• [AIM OF THE EXERCISE] Look through the records that follow. Copy every line containing the word "JSON".

(Excerpts from an interface dataset)
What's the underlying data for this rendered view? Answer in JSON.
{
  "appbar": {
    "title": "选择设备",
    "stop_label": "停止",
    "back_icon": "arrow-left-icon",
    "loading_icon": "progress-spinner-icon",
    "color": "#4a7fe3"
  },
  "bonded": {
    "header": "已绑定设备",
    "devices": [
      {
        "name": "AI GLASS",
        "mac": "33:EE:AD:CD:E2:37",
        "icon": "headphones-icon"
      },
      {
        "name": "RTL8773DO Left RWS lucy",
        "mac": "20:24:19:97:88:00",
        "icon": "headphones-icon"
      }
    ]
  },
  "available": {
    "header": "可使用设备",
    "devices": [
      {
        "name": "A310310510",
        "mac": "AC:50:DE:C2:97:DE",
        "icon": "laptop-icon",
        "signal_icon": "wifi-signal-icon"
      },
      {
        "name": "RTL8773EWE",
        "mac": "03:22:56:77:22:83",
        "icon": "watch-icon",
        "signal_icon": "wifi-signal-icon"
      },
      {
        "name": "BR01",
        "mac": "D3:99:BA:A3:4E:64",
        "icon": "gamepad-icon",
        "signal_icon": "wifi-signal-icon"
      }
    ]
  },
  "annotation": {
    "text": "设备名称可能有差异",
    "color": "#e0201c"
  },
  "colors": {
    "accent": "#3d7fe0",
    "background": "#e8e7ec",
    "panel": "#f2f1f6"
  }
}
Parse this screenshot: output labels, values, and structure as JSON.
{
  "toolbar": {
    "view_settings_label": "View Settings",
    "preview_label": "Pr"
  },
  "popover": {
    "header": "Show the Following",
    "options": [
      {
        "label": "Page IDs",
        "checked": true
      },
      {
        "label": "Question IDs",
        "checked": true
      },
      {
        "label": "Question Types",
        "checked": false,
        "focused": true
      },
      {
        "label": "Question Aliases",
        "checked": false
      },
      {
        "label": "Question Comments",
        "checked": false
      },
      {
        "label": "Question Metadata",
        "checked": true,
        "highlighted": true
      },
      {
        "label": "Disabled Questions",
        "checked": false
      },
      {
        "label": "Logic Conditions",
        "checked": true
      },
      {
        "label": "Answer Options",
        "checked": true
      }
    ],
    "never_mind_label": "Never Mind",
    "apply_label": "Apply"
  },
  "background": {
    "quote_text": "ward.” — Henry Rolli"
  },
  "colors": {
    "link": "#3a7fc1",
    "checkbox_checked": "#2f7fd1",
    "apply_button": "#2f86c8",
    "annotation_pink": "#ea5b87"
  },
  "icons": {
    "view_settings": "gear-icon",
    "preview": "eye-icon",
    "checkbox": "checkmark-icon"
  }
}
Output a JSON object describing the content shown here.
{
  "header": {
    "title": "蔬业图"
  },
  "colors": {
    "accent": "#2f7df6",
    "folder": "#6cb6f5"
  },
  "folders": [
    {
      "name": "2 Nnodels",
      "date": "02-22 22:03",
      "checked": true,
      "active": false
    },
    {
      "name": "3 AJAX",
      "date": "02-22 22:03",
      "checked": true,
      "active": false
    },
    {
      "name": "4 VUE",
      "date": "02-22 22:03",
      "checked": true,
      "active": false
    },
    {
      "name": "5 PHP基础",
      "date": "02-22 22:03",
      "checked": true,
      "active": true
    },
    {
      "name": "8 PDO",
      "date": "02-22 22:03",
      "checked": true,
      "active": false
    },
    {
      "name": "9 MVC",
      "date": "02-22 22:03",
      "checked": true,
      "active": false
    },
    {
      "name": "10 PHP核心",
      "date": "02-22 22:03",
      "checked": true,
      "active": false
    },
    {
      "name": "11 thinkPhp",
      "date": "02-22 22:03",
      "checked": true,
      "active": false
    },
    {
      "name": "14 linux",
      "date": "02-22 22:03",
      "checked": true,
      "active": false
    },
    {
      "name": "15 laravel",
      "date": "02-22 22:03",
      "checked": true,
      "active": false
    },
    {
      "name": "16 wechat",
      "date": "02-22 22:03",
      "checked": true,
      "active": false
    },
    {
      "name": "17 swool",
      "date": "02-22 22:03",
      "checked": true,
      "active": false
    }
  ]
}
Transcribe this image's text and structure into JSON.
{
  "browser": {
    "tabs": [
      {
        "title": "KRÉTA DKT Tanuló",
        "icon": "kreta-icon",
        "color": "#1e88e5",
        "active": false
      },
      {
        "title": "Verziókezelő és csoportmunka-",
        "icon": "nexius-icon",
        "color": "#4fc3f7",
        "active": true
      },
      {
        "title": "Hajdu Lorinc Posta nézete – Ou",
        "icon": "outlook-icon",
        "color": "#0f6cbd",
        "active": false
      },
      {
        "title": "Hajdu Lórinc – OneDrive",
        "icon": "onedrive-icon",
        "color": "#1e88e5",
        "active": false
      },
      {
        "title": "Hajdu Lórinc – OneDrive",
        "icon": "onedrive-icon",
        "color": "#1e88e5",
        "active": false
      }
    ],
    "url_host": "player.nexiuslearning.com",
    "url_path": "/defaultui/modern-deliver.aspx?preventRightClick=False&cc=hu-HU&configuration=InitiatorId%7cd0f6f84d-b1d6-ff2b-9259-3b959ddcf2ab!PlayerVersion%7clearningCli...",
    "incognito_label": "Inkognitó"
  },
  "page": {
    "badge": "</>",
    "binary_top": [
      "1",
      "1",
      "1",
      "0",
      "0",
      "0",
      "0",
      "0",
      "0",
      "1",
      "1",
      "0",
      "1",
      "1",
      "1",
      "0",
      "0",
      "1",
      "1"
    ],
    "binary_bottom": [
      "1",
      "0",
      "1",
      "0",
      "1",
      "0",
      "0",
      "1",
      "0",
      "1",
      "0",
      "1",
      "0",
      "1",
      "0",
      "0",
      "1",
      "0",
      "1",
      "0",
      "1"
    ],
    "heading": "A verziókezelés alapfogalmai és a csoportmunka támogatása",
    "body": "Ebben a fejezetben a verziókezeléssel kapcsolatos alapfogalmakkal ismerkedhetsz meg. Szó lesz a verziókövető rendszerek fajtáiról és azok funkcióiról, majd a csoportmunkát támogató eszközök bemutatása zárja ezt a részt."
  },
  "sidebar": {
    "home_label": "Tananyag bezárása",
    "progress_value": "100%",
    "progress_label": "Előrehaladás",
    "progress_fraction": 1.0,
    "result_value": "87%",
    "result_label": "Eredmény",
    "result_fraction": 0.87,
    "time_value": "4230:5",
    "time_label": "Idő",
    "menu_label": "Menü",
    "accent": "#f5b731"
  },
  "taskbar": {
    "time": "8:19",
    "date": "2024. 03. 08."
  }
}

• [ANSWER SPACE]
What's the underlying data for this rendered view? Answer in JSON.
Parse this screenshot: output labels, values, and structure as JSON.
Output a JSON object describing the content shown here.
Transcribe this image's text and structure into JSON.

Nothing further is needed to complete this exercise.